## WORK INSTRUCTIONS
Go through the listing and return every line with "Normal" in it.

## RECORD EXTRACTS
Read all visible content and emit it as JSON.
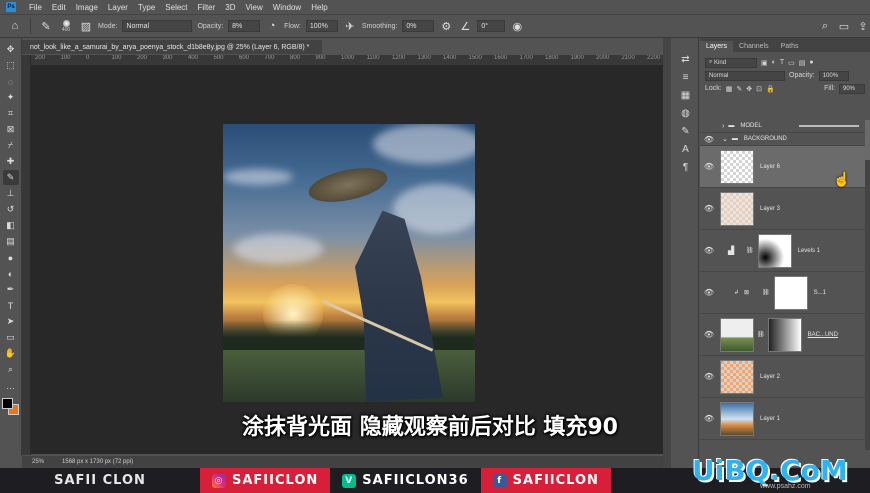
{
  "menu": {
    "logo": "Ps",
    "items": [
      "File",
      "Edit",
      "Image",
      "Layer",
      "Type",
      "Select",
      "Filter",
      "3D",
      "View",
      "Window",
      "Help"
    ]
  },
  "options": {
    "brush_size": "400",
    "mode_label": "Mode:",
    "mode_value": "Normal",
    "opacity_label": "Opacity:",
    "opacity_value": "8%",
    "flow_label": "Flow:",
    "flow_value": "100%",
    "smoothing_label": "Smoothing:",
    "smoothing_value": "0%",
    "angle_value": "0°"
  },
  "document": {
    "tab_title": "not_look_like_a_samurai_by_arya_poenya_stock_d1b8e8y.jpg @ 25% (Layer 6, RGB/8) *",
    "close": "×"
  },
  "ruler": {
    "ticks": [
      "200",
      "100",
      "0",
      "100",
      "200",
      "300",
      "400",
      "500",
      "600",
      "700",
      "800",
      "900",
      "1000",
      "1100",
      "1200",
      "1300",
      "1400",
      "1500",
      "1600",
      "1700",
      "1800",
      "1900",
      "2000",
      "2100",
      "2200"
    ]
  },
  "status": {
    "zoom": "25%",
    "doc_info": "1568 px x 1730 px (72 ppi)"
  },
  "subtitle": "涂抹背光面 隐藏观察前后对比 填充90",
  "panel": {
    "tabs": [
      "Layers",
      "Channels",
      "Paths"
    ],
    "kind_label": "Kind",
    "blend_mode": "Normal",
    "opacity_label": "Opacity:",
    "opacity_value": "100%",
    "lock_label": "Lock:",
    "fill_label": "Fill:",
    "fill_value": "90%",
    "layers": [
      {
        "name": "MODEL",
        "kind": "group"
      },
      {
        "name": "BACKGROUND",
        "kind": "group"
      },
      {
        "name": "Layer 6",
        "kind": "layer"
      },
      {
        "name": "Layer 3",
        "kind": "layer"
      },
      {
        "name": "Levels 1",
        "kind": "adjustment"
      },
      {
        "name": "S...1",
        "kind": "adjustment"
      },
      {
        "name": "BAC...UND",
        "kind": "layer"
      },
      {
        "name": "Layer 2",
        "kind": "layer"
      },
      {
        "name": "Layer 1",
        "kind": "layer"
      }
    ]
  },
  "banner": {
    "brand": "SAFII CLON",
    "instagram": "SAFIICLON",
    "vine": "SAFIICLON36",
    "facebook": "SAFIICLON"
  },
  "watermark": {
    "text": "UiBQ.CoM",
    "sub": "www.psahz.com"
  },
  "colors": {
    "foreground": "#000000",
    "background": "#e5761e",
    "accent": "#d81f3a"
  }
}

## EXERCISE OUTPUT
    "mode_value": "Normal",
    "blend_mode": "Normal",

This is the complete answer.